#### Data shown
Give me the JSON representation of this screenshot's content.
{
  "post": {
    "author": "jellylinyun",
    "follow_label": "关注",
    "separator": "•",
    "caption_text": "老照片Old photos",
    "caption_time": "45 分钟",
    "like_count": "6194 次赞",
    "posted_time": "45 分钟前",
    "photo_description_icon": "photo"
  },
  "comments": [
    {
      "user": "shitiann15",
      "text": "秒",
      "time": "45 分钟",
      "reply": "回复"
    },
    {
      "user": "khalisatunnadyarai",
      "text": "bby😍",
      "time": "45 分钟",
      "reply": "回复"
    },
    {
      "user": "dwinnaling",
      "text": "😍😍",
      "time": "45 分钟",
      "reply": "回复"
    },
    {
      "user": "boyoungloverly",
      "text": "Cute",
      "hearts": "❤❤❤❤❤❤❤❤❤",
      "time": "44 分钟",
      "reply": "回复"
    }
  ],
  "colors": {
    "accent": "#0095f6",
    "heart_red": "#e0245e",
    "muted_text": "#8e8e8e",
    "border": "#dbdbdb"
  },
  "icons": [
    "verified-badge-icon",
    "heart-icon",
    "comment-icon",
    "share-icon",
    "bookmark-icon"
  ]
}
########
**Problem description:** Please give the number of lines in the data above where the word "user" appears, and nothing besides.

**Your solution:** 4